Is there a war on books in America?
From comics depicting the holocaust to literature with LGBTQ themes, book challenges in schools and public libraries have seriously ramped up in the last few years, fueled in part by conservative-leaning faith groups who fear that children might be exposed to inappropriate content.
Some are even taking things a step further; one Virginia school board suggested literally burning books they find offensive.
Considering all that, it’s not surprising that yet another public library – this time, the library system in Lafayette, Louisiana – announced that they’ll be banning book displays for “controversial topics” like Pride Month, Black History Month, and Women’s History Month.
But this ban has a twist: the Lafayette library director says he’s preemptively banning these displays to save the books themselves.
A Novel Idea
“I’m doing this because everything’s a fight,” explained Lafayette's Library Director, Danny Gillane. “And if I put these books out right now, I feel like I am inviting people to challenge these books.”
According to Gillane, the Lafayette library system has already had three challenges this year, including two books and one documentary film.
The first challenged title was “This Book is Gay” by Juno Dawson, a nonfiction work aimed at teens that talks about various gender identities, sexualities, and general LGBTQ issues. Before the library board (which has shown enthusiasm for banning content) could vote on what to do about the book challenge, Gillane went ahead and moved all teenage non-fiction books to the adult section.
Banning all displays that could conceivably be controversial to someone – Pride, Black History Month, Women’s History Month, and so on – is another act of self-censorship intended to prevent a worse outcome: the books being locked behind the counter, or taken off of library shelves altogether.
In a memo sent to library managers explaining the move, he wrote, “we want to take the spotlight away from anything considered political and focus on what the library does best: Providing programs and services to everyone in Lafayette Parish. Period.”
It’s a Hail Mary move to keep the likelihood of book challenges as low as possible. But considering the new rule is going into effect at the start of Pride Month, not everyone’s thrilled with this new ‘out of sight, out of mind’ strategy.
“This is viewpoint discrimination,” insists the president of Parents, Families, and Friends of Lesbians and Gays Lafayette (PFLAG) Matthew Humphrey. “Denying representation to any minority community at the public library will not go unanswered. We are not afraid to sue.”
The admin for a Layafette anti-censorship Facebook page cosigned that sentiment, saying: “For a library that’s ridiculous. It goes against everything a library is supposed to stand for.”
It’s certainly an interesting strategy, and a potential solution to a problem librarians across the country have no doubt been frustrated with for the past couple of years.

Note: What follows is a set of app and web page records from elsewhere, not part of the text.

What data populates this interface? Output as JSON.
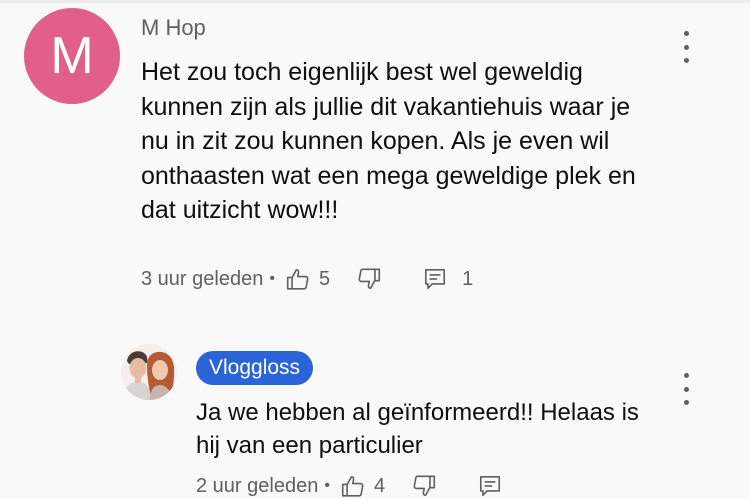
{
  "comment": {
    "author": "M Hop",
    "avatar_letter": "M",
    "avatar_color": "#e0608a",
    "text": "Het zou toch eigenlijk best wel geweldig kunnen zijn als jullie dit vakantiehuis waar je nu in zit zou kunnen kopen. Als je even wil onthaasten wat een mega geweldige plek en dat uitzicht wow!!!",
    "timestamp": "3 uur geleden",
    "separator": "•",
    "likes": "5",
    "replies": "1",
    "icons": [
      "thumbs-up-icon",
      "thumbs-down-icon",
      "comment-icon",
      "more-vertical-icon"
    ]
  },
  "reply": {
    "author_badge": "Vloggloss",
    "badge_color": "#2b64d6",
    "text": "Ja we hebben al geïnformeerd!! Helaas is hij van een particulier",
    "timestamp": "2 uur geleden",
    "separator": "•",
    "likes": "4",
    "icons": [
      "thumbs-up-icon",
      "thumbs-down-icon",
      "comment-icon",
      "more-vertical-icon"
    ]
  }
}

But critics say that refusing to celebrate marginalized communities, for fear that someone, anyone, might see the display and be offended is not acceptable.
What do you think? Will the plan work? When faced with community members who want to ban "offensive" books, how should librarians react?